We got into the bus and we suffered two to three hours of incredible traffic. It was crazy and the lined to get to the bathroom were even crazier. The first thing we did when we got there is that we went to eat and we ate fast food; I personally didn’t care to spend a lot of money on weird food, I am quite picky and simplistic with what I eat.
The first pavilion we saw was Turkmenistan and it was quite simple, nothing spectacular. On the outside it was colourful and on the inside it showed a bit of everything, from fashion (amazing necklaces that I wish I could’ve bought) to their typical carpets.
Then we saw the pavilion vis-à-vis from the one before, Estonia. It was predominantly made of wood! It was very pretty and it was focused on renewable energy and Estonian fauna. Here is where I bought my dad some sort of liquor made with rum. I stayed safe.
Then we moved on to the Brazil pavilion, which drew a large crowd, since there was a net you had to climb on that would resemble a walk in the Amazon Rainforest. That was the most fun part of it all, since everything else was well put, but not extraordinary.

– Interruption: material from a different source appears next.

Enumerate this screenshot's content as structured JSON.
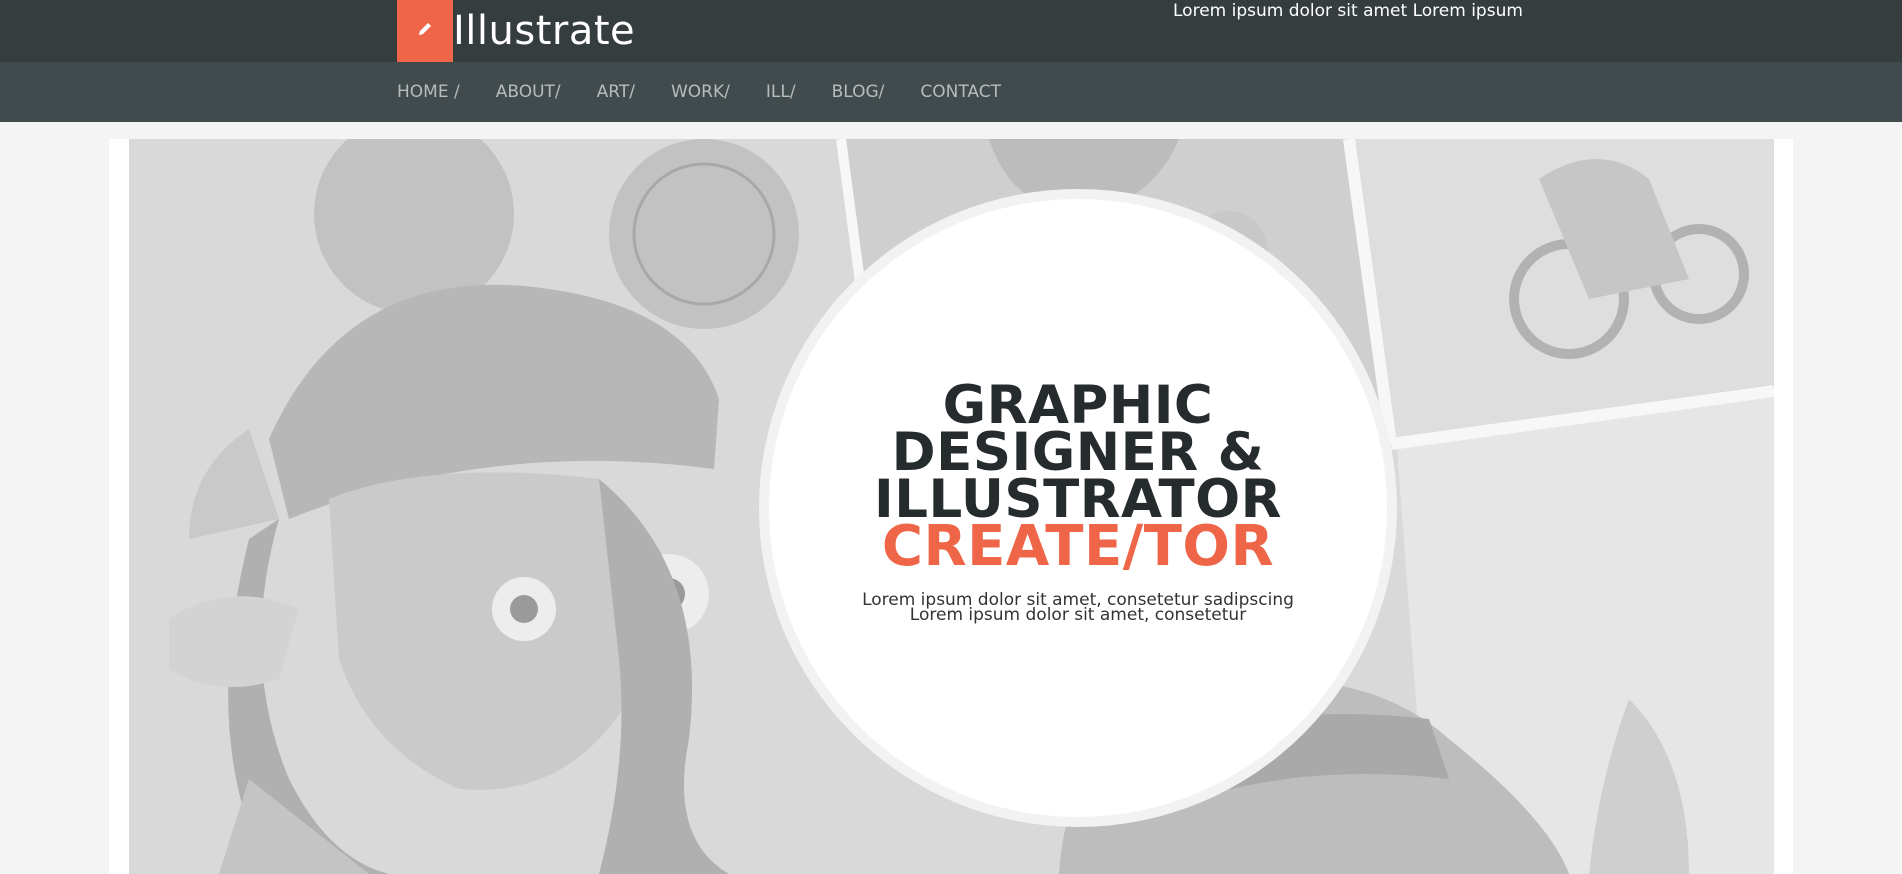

If I remember correctly, we then went to the USA pavilion, which was very modern and versatile, with games to play and various interviews, some to the POTUS and FLOTUS of the US.
We moved once more to another pavilion, this time we saw Nepal. It was focused on religion and had nothing to do with the theme of the exhibition. There were a couple of statues of Buddha and nothing more, other than a very, very long line.
Then we saw the Colombia pavilion, but unfortunately I didn’t take any photos, since inside there was a guided tour of the very different climate in the country. However I did buy some Colombian coffee and chocolate for my mum and let me tell you, it was great.
We finally saw the Angola pavilion, which I really, really like. Instead of developing in width, it developed in height and it was about four floors high. It was focused on the women of Angola and the figure of the woman in that country. There were many women being interviewed on screen and they talked about their story and success. Then, on the last floor, there was an art exhibition, full of very charismatic people and artists. It was a pleasant surprise.
These were all of the pavilions and as the final touch, we saw the show of the Tree of Life. It was nice, with the classical music and all, but it was nothing, in my opinion, spectacular.
The final day was finally here. We woke up early and admired the view, since the hotel was in the middle of the woods. Then we visited a tiny little city, Castell’Arquato. Very pretty, but not a single soul was there. We visited the main Church and then we visited a tower, which was full of medieval ways of torture. Needless to say, my friend was yelling my name desperately, while clinging to my hand for dear life.
And after all this, we finally went home, in our comfortable and insect-free beds. See you soon.